The Yoruba, to which Wole Soyinka belongs, is one of the three largest ethnic groups of Nigeria. The Yoruba, who number approximately 12 million, inhabit southwestern Nigeria and the Republic of Benin in south eastern and central Dahomey. Most Yoruban's raise yams and corn as their staple crops, cocoa recently gaining importance as a major cash crop. They produce about ninety percent of the cocoa for the entire country. Other men work as traders or craftsmen, and their economy is structured around agriculture, trading, and handicrafts. Yoruba women do not work. They attain social status through their role in the market system, rather than on their husbands economic status (The Yoruba Tribe, C.S. Intermedia).
The origin of the Yoruba in Nigeria can not be clearly deciphered. It is believed that their primary descendents, the Odudua, came from Egypt. This assumption is based on the resemblance of the sculptures found in Egypt and the sculptures found in the mythological center of Yoruban life, the city of Ife (Dictionary of Black African Civilization). According to their myths, their founders were the sons of Odudua. The Yoruba still refer to themselves as "the children of Odudua." When he died, his property was divided up among his seven sons, and the Yoruba grew after a period of wars. Even though they had a common origin, religion, and culture they never combined into a single political organization.

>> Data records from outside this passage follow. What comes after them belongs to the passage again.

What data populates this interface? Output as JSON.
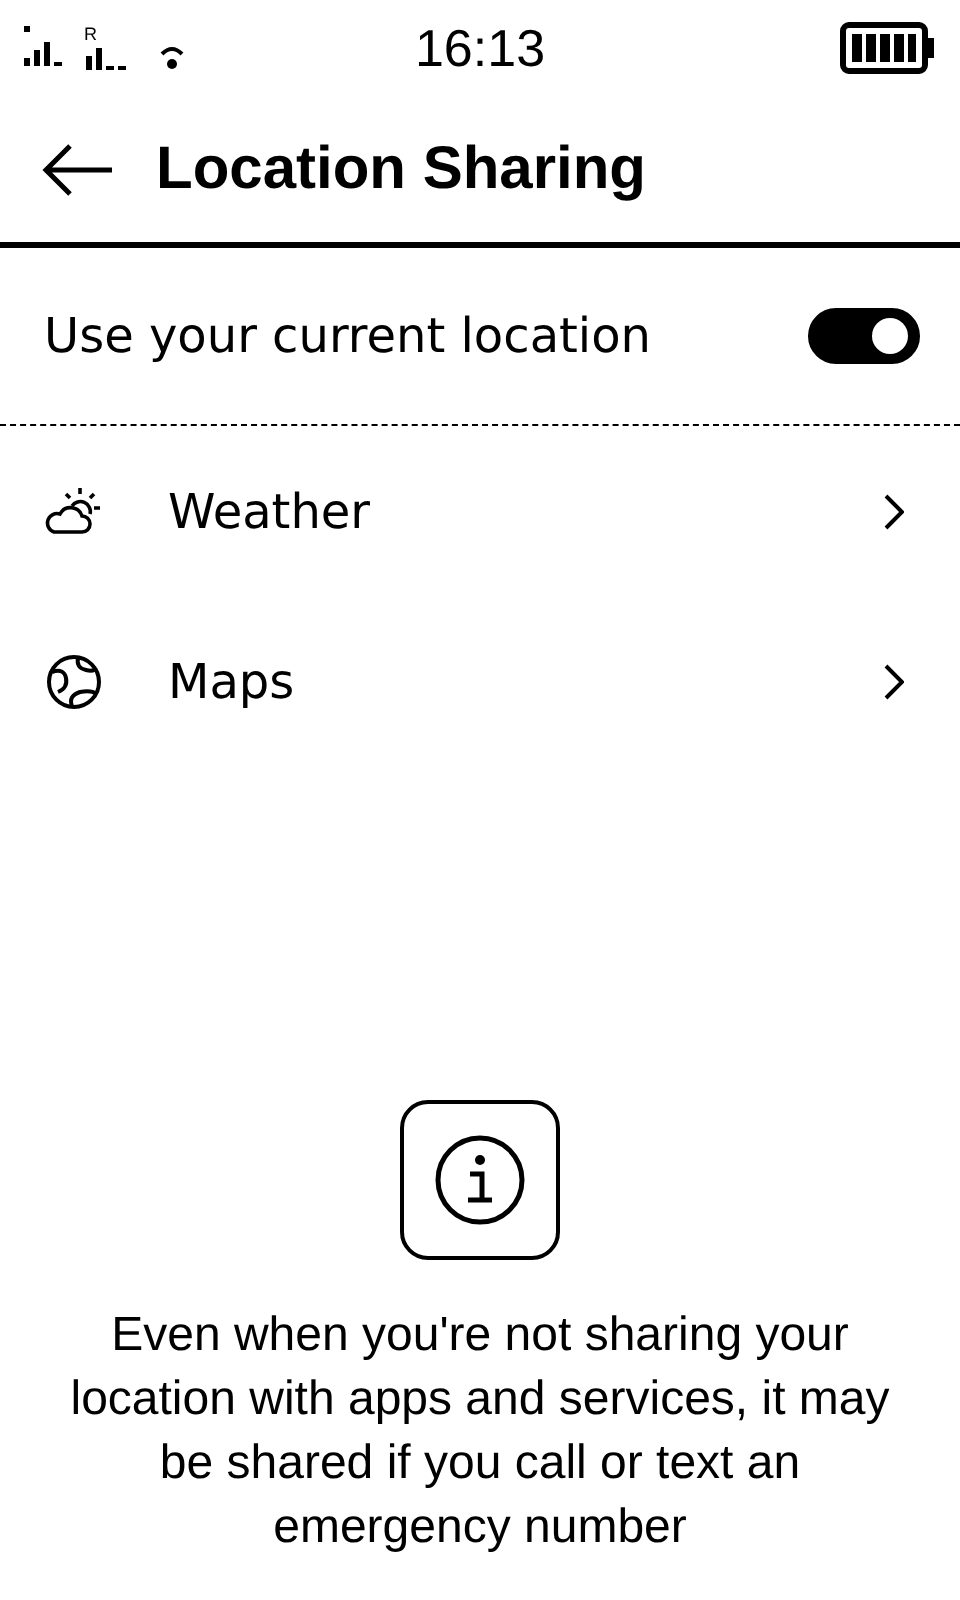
{
  "status_bar": {
    "roaming_label": "R",
    "time": "16:13"
  },
  "header": {
    "title": "Location Sharing"
  },
  "settings": [
    {
      "kind": "toggle",
      "label": "Use your current location",
      "on": true
    },
    {
      "kind": "link",
      "label": "Weather"
    },
    {
      "kind": "link",
      "label": "Maps"
    }
  ],
  "info": {
    "text": "Even when you're not sharing your location with apps and services, it may be shared if you call or text an emergency number"
  }
}
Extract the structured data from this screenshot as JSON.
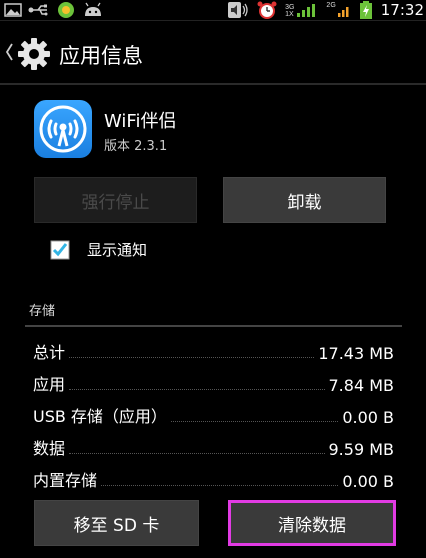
{
  "status_bar": {
    "time": "17:32",
    "network_top": "3G",
    "network_bottom": "1X",
    "network2": "2G"
  },
  "action_bar": {
    "title": "应用信息"
  },
  "app": {
    "name": "WiFi伴侣",
    "version": "版本 2.3.1"
  },
  "buttons": {
    "force_stop": "强行停止",
    "uninstall": "卸载",
    "move_to_sd": "移至 SD 卡",
    "clear_data": "清除数据"
  },
  "notification_checkbox": {
    "label": "显示通知",
    "checked": true
  },
  "storage": {
    "header": "存储",
    "rows": [
      {
        "label": "总计",
        "value": "17.43 MB"
      },
      {
        "label": "应用",
        "value": "7.84 MB"
      },
      {
        "label": "USB 存储（应用）",
        "value": "0.00 B"
      },
      {
        "label": "数据",
        "value": "9.59 MB"
      },
      {
        "label": "内置存储",
        "value": "0.00 B"
      }
    ]
  },
  "colors": {
    "accent": "#33b5e5",
    "highlight_border": "#e23be4",
    "app_icon_blue": "#2a94f4"
  }
}
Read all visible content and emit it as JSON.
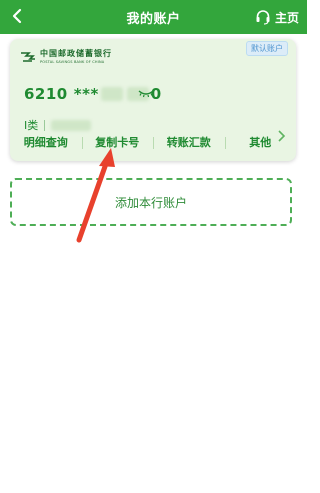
{
  "header": {
    "title": "我的账户",
    "home_label": "主页"
  },
  "card": {
    "bank_name_cn": "中国邮政储蓄银行",
    "bank_name_en": "POSTAL SAVINGS BANK OF CHINA",
    "default_badge": "默认账户",
    "card_number_prefix": "6210",
    "card_number_mask": "***",
    "card_number_suffix": "0",
    "account_type": "I类",
    "actions": [
      {
        "label": "明细查询"
      },
      {
        "label": "复制卡号"
      },
      {
        "label": "转账汇款"
      },
      {
        "label": "其他"
      }
    ]
  },
  "add_account_label": "添加本行账户",
  "colors": {
    "header_bg": "#33a63c",
    "card_bg": "#e9f5e3",
    "accent_green": "#1f8a31",
    "annotation_red": "#e8412d"
  },
  "icons": {
    "back": "chevron-left-icon",
    "home": "headset-icon",
    "eye": "eye-closed-icon",
    "card_more": "chevron-right-icon"
  }
}
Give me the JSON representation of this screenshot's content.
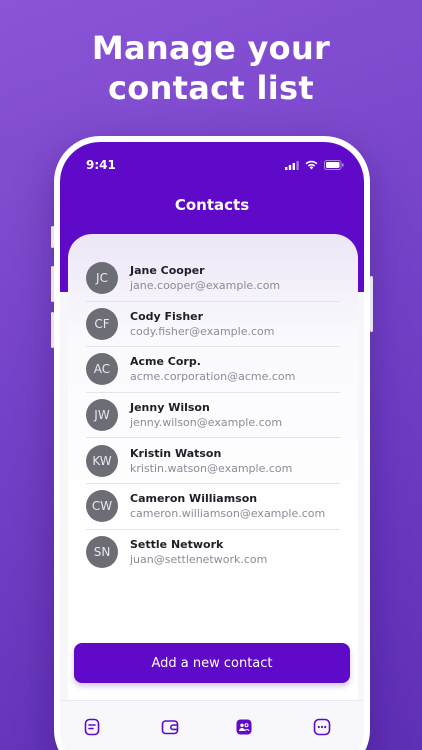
{
  "headline": {
    "line1": "Manage your",
    "line2": "contact list"
  },
  "status_bar": {
    "time": "9:41"
  },
  "screen": {
    "title": "Contacts"
  },
  "contacts": [
    {
      "initials": "JC",
      "name": "Jane Cooper",
      "email": "jane.cooper@example.com"
    },
    {
      "initials": "CF",
      "name": "Cody Fisher",
      "email": "cody.fisher@example.com"
    },
    {
      "initials": "AC",
      "name": "Acme Corp.",
      "email": "acme.corporation@acme.com"
    },
    {
      "initials": "JW",
      "name": "Jenny Wilson",
      "email": "jenny.wilson@example.com"
    },
    {
      "initials": "KW",
      "name": "Kristin Watson",
      "email": "kristin.watson@example.com"
    },
    {
      "initials": "CW",
      "name": "Cameron Williamson",
      "email": "cameron.williamson@example.com"
    },
    {
      "initials": "SN",
      "name": "Settle Network",
      "email": "juan@settlenetwork.com"
    }
  ],
  "add_button": {
    "label": "Add a new contact"
  },
  "tab_bar": {
    "tabs": [
      {
        "icon": "document-icon",
        "active": false
      },
      {
        "icon": "wallet-icon",
        "active": false
      },
      {
        "icon": "contacts-icon",
        "active": true
      },
      {
        "icon": "more-icon",
        "active": false
      }
    ]
  },
  "colors": {
    "background": "#7442c8",
    "accent": "#5f0ac9",
    "avatar": "#6d6e75",
    "text_primary": "#1f1f27",
    "text_secondary": "#8b8b96"
  }
}
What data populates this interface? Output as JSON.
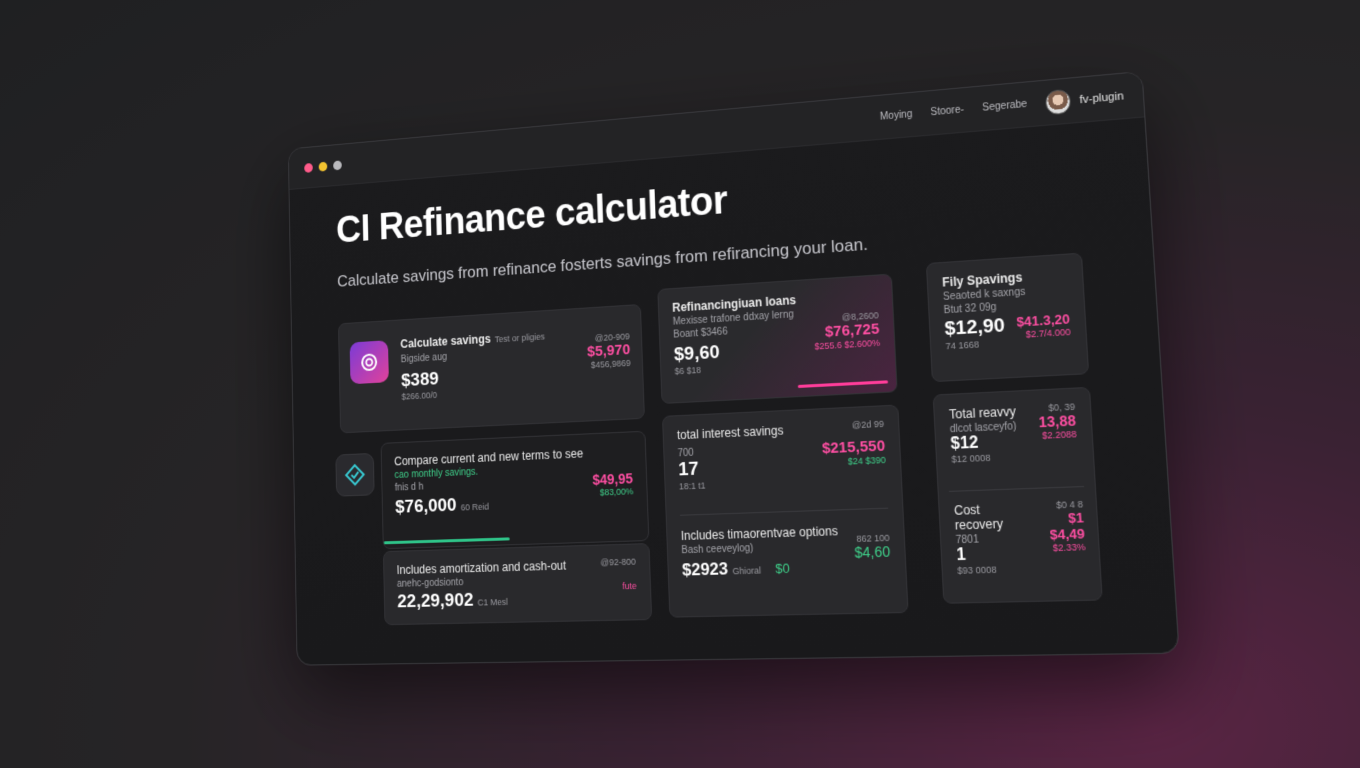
{
  "window": {
    "dots": [
      "#ff5b8a",
      "#f2c230",
      "#b9b9bd"
    ],
    "nav": [
      "Moying",
      "Stoore-",
      "Segerabe"
    ],
    "user": "fv-plugin"
  },
  "hero": {
    "title": "CI Refinance calculator",
    "subtitle": "Calculate savings from refinance fosterts savings from refirancing your loan."
  },
  "cards": {
    "savings": {
      "label": "Calculate savings",
      "tag": "Test or pligies",
      "sub": "Bigside aug",
      "value": "$389",
      "foot": "$266.00/0",
      "r1": "@20-909",
      "r2": "$5,970",
      "r3": "$456,9869"
    },
    "refi": {
      "label": "Refinancingiuan loans",
      "sub1": "Mexisse trafone ddxay lerng",
      "sub2": "Boant $3466",
      "value": "$9,60",
      "foot": "$6 $18",
      "r1": "@8,2600",
      "r2": "$76,725",
      "r3": "$255.6 $2.600%"
    },
    "fily": {
      "label": "Fily Spavings",
      "sub1": "Seaoted k saxngs",
      "sub2": "Btut 32 09g",
      "value": "$12,90",
      "foot": "74 1668",
      "r1": "$41.3,20",
      "r2": "$2.7/4.000"
    },
    "compare": {
      "label": "Compare current and new terms to see",
      "sub1": "cao monthly savings.",
      "sub2": "fnis d h",
      "value": "$76,000",
      "tag": "60 Reid",
      "r1": "$49,95",
      "r2": "$83,00%"
    },
    "amort": {
      "label": "Includes amortization and cash-out",
      "sub": "anehc-godsionto",
      "value": "22,29,902",
      "tag": "C1 Mesl",
      "r1": "@92-800",
      "r2": "fute"
    },
    "interest": {
      "label": "total interest savings",
      "sub": "700",
      "value": "17",
      "foot": "18:1 t1",
      "r1": "@2d 99",
      "r2": "$215,550",
      "r3": "$24 $390"
    },
    "includes": {
      "label": "Includes timaorentvae options",
      "sub": "Bash ceeveylog)",
      "value": "$2923",
      "tag": "Ghioral",
      "mid": "$0",
      "r1": "862 100",
      "r2": "$4,60"
    },
    "total": {
      "label": "Total reavvy",
      "sub": "dlcot lasceyfo)",
      "value": "$12",
      "foot": "$12 0008",
      "r1": "$0, 39",
      "r2": "13,88",
      "r3": "$2.2088"
    },
    "cost": {
      "label": "Cost recovery",
      "sub": "7801",
      "value": "1",
      "foot": "$93 0008",
      "r1": "$1 $4,49",
      "r1a": "$0 4 8",
      "r2": "$2.33%"
    }
  },
  "colors": {
    "accent": "#ff4fa3",
    "positive": "#3fd08a"
  },
  "icons": [
    "gear-gradient-icon",
    "diamond-check-icon"
  ]
}
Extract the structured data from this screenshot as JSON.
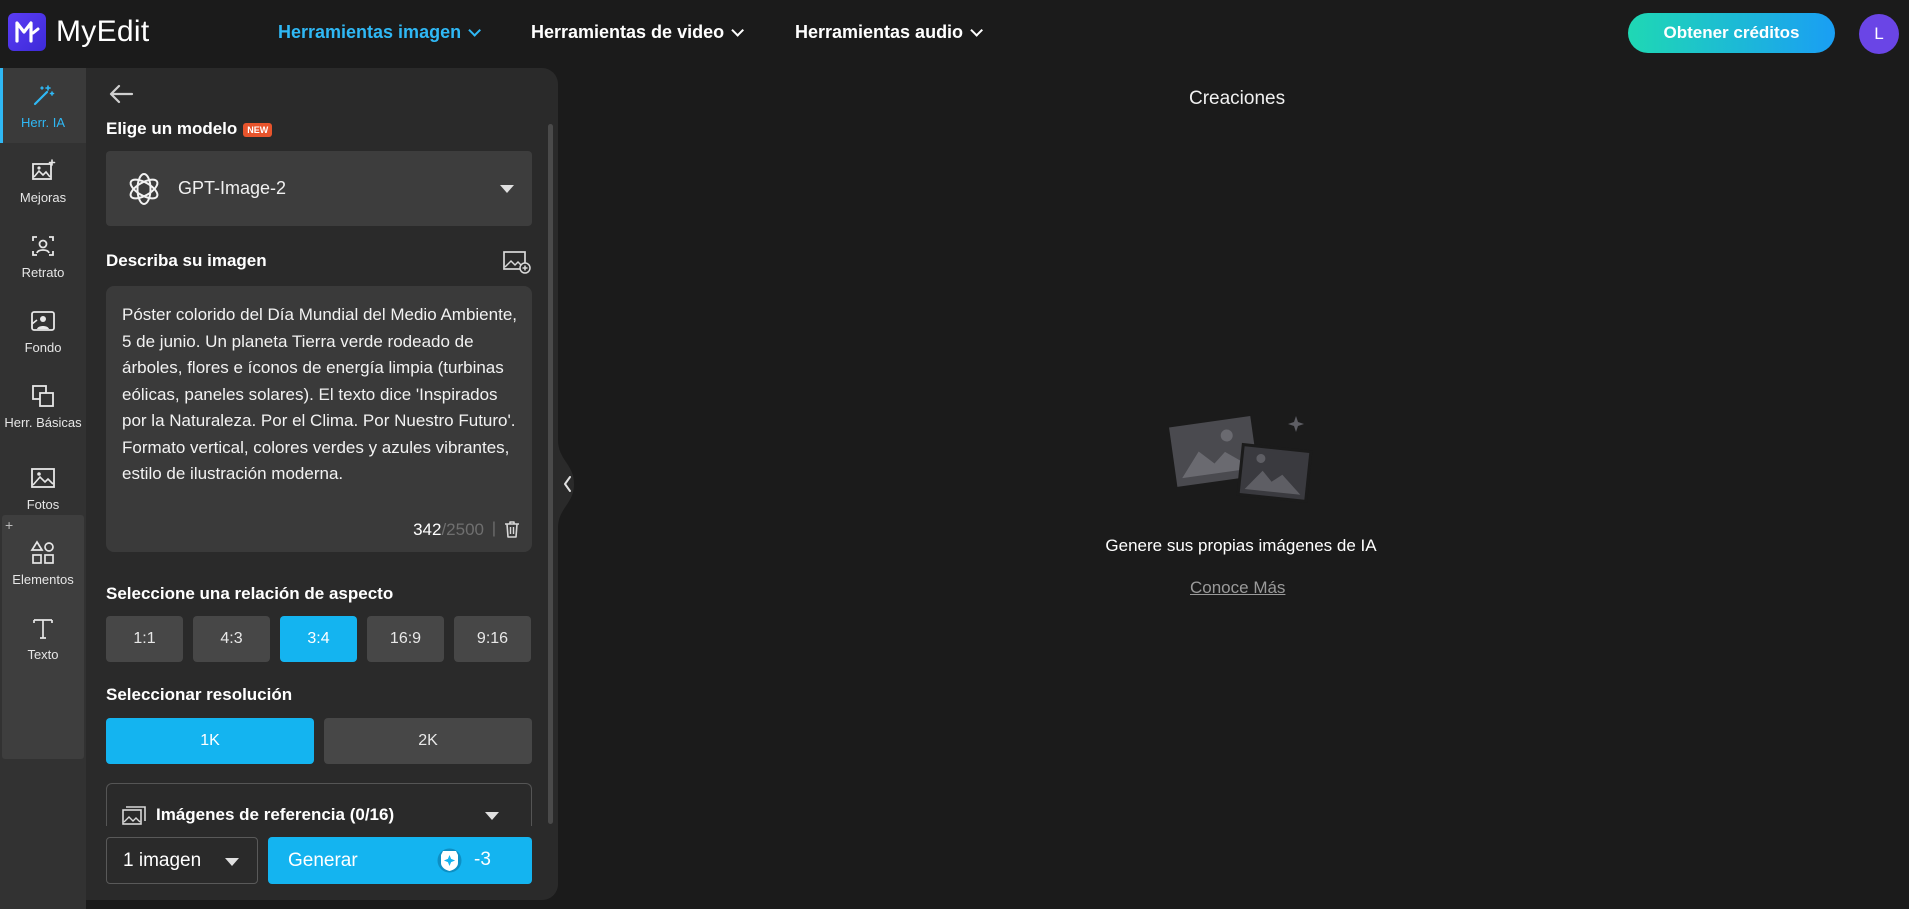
{
  "app": {
    "name": "MyEdit"
  },
  "nav": [
    {
      "label": "Herramientas imagen",
      "active": true
    },
    {
      "label": "Herramientas de video",
      "active": false
    },
    {
      "label": "Herramientas audio",
      "active": false
    }
  ],
  "header": {
    "credits_label": "Obtener créditos",
    "avatar_initial": "L"
  },
  "rail": [
    {
      "label": "Herr. IA",
      "icon": "magic-wand-icon",
      "active": true
    },
    {
      "label": "Mejoras",
      "icon": "image-enhance-icon"
    },
    {
      "label": "Retrato",
      "icon": "portrait-icon"
    },
    {
      "label": "Fondo",
      "icon": "background-icon"
    },
    {
      "label": "Herr. Básicas",
      "icon": "basic-tools-icon"
    },
    {
      "label": "Fotos",
      "icon": "photos-icon"
    },
    {
      "label": "Elementos",
      "icon": "elements-icon"
    },
    {
      "label": "Texto",
      "icon": "text-icon"
    }
  ],
  "rail_group_plus": "+",
  "panel": {
    "model_title": "Elige un modelo",
    "new_badge": "NEW",
    "model_value": "GPT-Image-2",
    "describe_title": "Describa su imagen",
    "prompt": "Póster colorido del Día Mundial del Medio Ambiente, 5 de junio. Un planeta Tierra verde rodeado de árboles, flores e íconos de energía limpia (turbinas eólicas, paneles solares). El texto dice 'Inspirados por la Naturaleza. Por el Clima. Por Nuestro Futuro'. Formato vertical, colores verdes y azules vibrantes, estilo de ilustración moderna.",
    "char_count": "342",
    "char_max": "/2500",
    "counter_sep": "|",
    "ratio_title": "Seleccione una relación de aspecto",
    "ratios": [
      {
        "label": "1:1",
        "active": false
      },
      {
        "label": "4:3",
        "active": false
      },
      {
        "label": "3:4",
        "active": true
      },
      {
        "label": "16:9",
        "active": false
      },
      {
        "label": "9:16",
        "active": false
      }
    ],
    "resolution_title": "Seleccionar resolución",
    "resolutions": [
      {
        "label": "1K",
        "active": true
      },
      {
        "label": "2K",
        "active": false
      }
    ],
    "reference_label": "Imágenes de referencia (0/16)",
    "quantity_value": "1 imagen",
    "generate_label": "Generar",
    "generate_cost": "-3"
  },
  "main": {
    "title": "Creaciones",
    "empty_text": "Genere sus propias imágenes de IA",
    "learn_more": "Conoce Más"
  },
  "colors": {
    "accent": "#14b4f0",
    "nav_active": "#2fb8f5",
    "badge": "#e8542c",
    "avatar": "#6a45e6"
  }
}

Most Yoruban towns were either farm oriented or were located on the crossroads of trade routes where traders stopped to rest. In most towns the market place is usually located in front of the king's palace which is in the center of the town. The towns were founded by the Baale (father of the land), who in turn was named king. He was the religious and political leader of the town. It was the king's job to name the chiefs; Otun, the "right hand man", and Balogun, the War Chief. The king was considered a sacred person, like a living god. He could not be seen or spoken to directly. He also could not eat in public . He did not die, simply passing on his crown to another Yoruban instead (National Dictionary of Nigeria).
Many of the Yoruban's are now either Christian or Muslim, but some have held on to their traditional religious beliefs. In the religion of the Yoruba a continuity can be seen between the divinities, the kings, and the ancestors. There are two major gods who have human forms. Odudua, reigned at Ife, and Shango at Oyo. Shango, the god of thunder, is refered to in many of Wole Soyinka's poem's and play's, like The Tiger and the Jewel . Many other gods hold high places in Yoruban religion like: Olokun, god of the sea, Shokpona, god of the earth, Oko, god of agriculture, and Ogun, god of war. Two other divinities are important parts of the religion. Ishu, the mesenger of the god's, and Fa or Fate, the "hidden companion" of god's and men, hold high places in Yoruban religion(Cambridge Encyclopedia of Africa).
The Yorubas are famous for their art and craftwork. Their wood sculpture has remained important up to modern times. Everything in this society was carved. Their doors, drums, and ritual masks are made of wood. The doors were often covered with carved panels of scenes of everyday life, history, or mythology. Even the hinge posts were carved with figures like that of a Totem pole. Their masks are simple facial carvings that represent different types of Yoruban religious people like the trader, the servant, and the seducer (Dictionary of Black African Civilization).